Last month I travelled to Brazil with the BBC to uncover a story about the dark side of the World Cup. While I was there I spent two days in Rio with twins, Samir and Samira, eight, who told me what life is like growing up in one of Rio’s most dangerous slums.
My first impressions of Maré were mixed. Home to 136,000 people, the slum has a reputation for serious drug related crime. Access is strictly controlled by drug gangs and filming or photographing anything required careful negotiations to ensure noone got hurt.
But Maré favela didn’t look like a ‘slum’ at all. Brightly painted houses lined litter free streets in what looked like an orderly neighbourhood. That was until I saw the guns, the knives and the drugs.
On street corners fold-out tables offered an array of drugs for sale. Armed men gathered in groups and gang members drove enormous, intimidating motorcycles up and down the street.
I met Samir and Samira, cheeky, fresh faced and full of giggles from school. My camera woman and I drew quite the crowd, including the motorcycles, who, despite knowing why we were there, trailed us for our entire visit.

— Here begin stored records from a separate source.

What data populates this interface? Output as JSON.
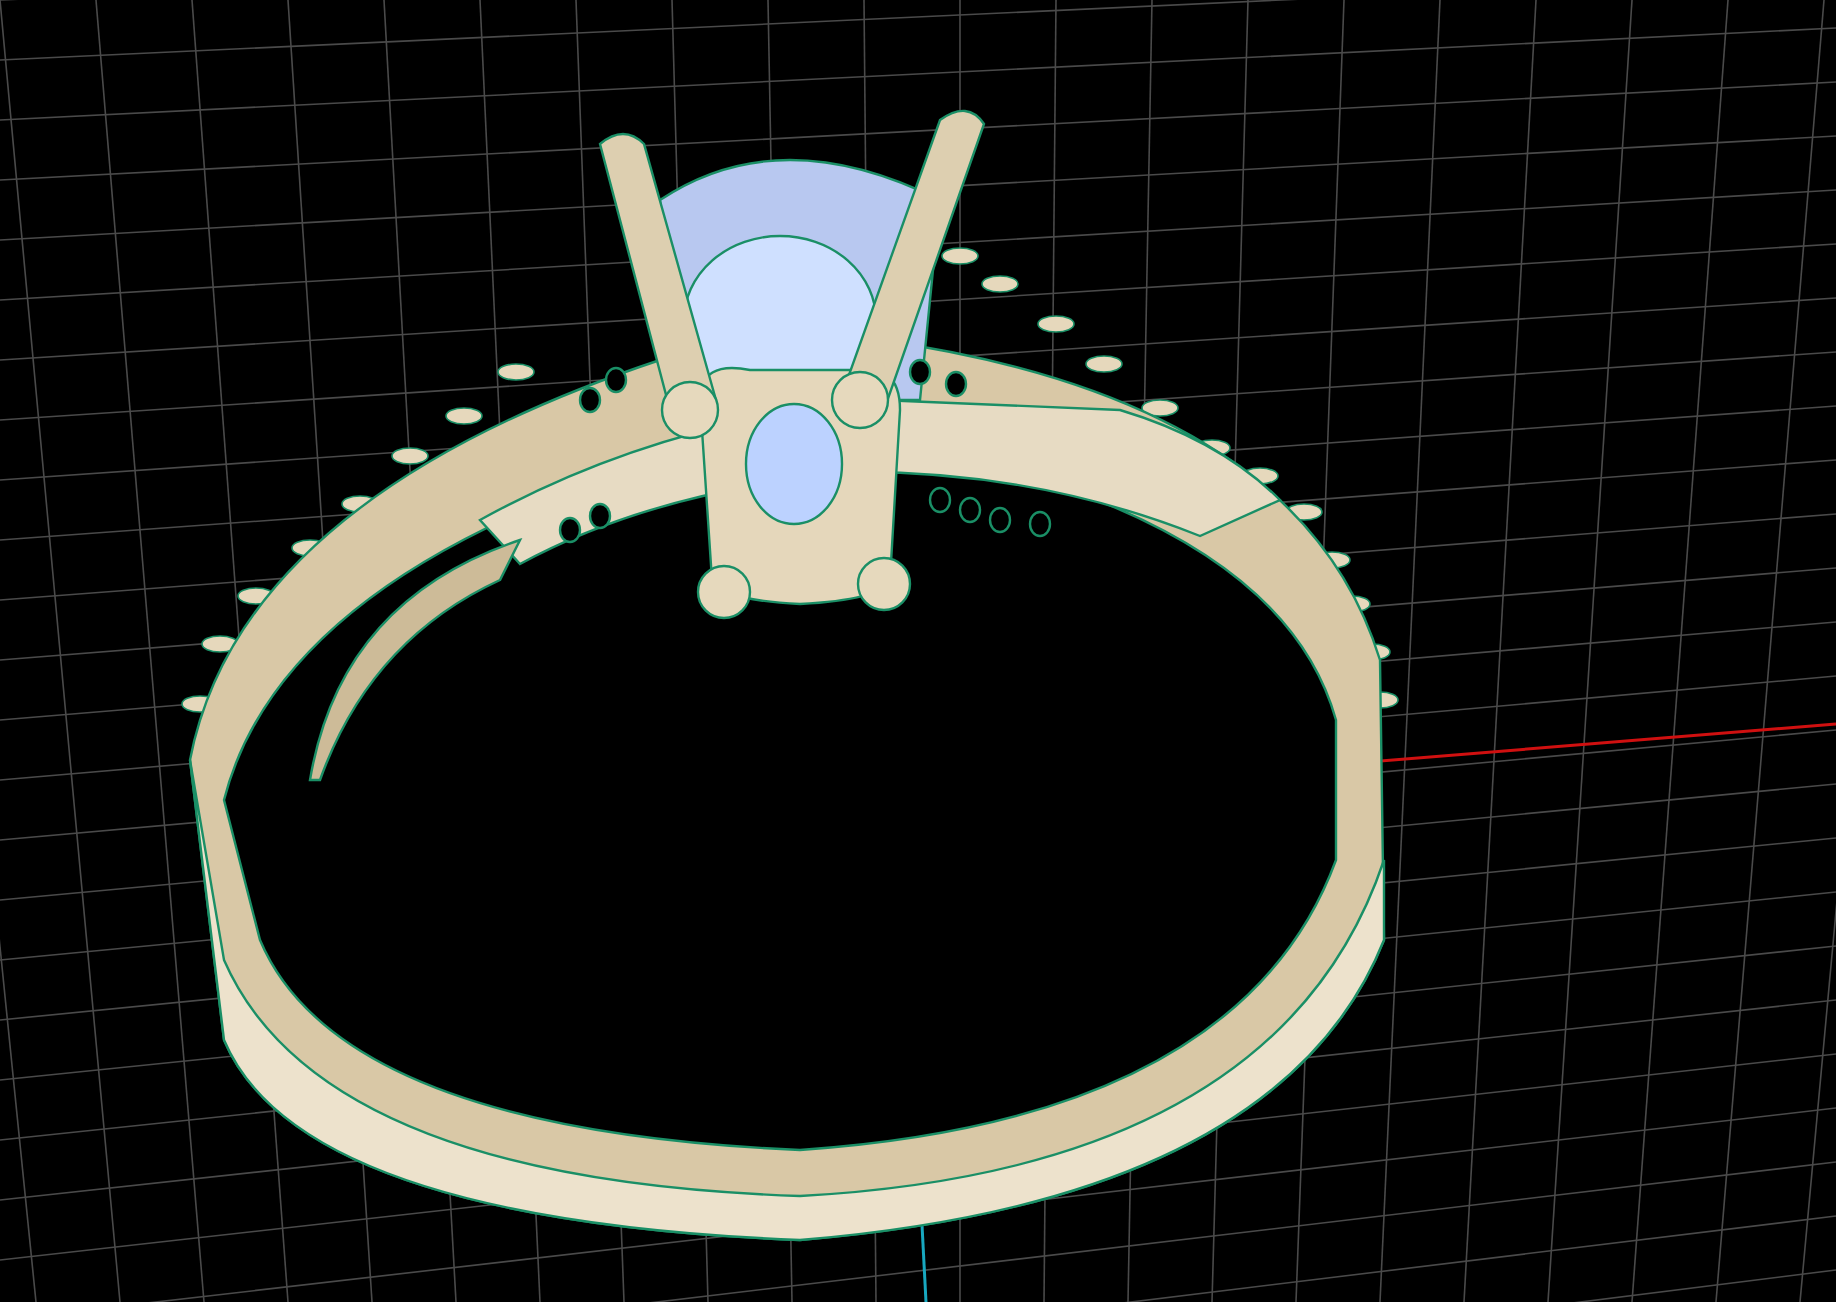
{
  "viewport": {
    "show_grid": true,
    "show_axes": true
  }
}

Samira, the bolder of the two twins, was the first to say hello, apologising for her brother who “doesn’t like kisses or cuddles or anything like that!” Samir took longer to warm to us.
But armed with pens, paper, recording equipment and my secret weapon — smarties — it wasn’t long before the twins were telling me all about their life.
Childhood in the favela
“Growing up in Maré is tough” they told me. Their mum is strict about them going outside and everything they do happens inside their house, from homework, to learning the recorder, to riding their bikes in circles on the roof. Even Princess, their beloved dog, is kept on the roof, because it’s too dangerous to play in the street. And when violence breaks out on the street, which is does regularly, school is cancelled.
What struck me about these cheerful, spirited kids was that their lives were in many ways the same as kids in the UK, but lived in microcosm. When I asked them my standard questions: “Where do you play?”, “who’s your best friend?” their answers were startlingly sheltered: “At home” and “we don’t have friends in the favela because we aren’t allowed out”.
Cirlene, the twins’ mum, explained to me the challenge of keeping your children on the straight and narrow, when the threat of them being pulled into a drug gang is present every day. I believed her, having seen a ten year old boy holding a machine gun just thirty minutes before. Kids can get caught up in drug gangs from an early age – running errands, passing messages or even flying brightly colours kites to alert dealers when the police are coming.
ActionAid supports Redes, a local organisation at the heart of the favela, which provides safe spaces for kids to enjoy their childhood. Thousands of kids enjoy our classes, from cookery, music and sport, to extra tuition, to help them finish school.
When I visited the centre with the twins, it was bustling with activity. Scores of young chefs jostled up the stairwell, carrying trays of freshly cooked food and a group of excited children queued for their radio broadcasting class, while two floors up we could hear the sound of trumpets and guitars – one of Rede’s many music classes.
It doesn’t surprise me that Redes is responsible for significantly raising the number of kids who go to university from the favela. But it’s a shame that even when they have the academic credentials, children from Maré are often stigmatised. I find this hard to accept when looking at Samir and Samira, smart, well-mannered and confident. But hope that the future will hold much brighter things for them.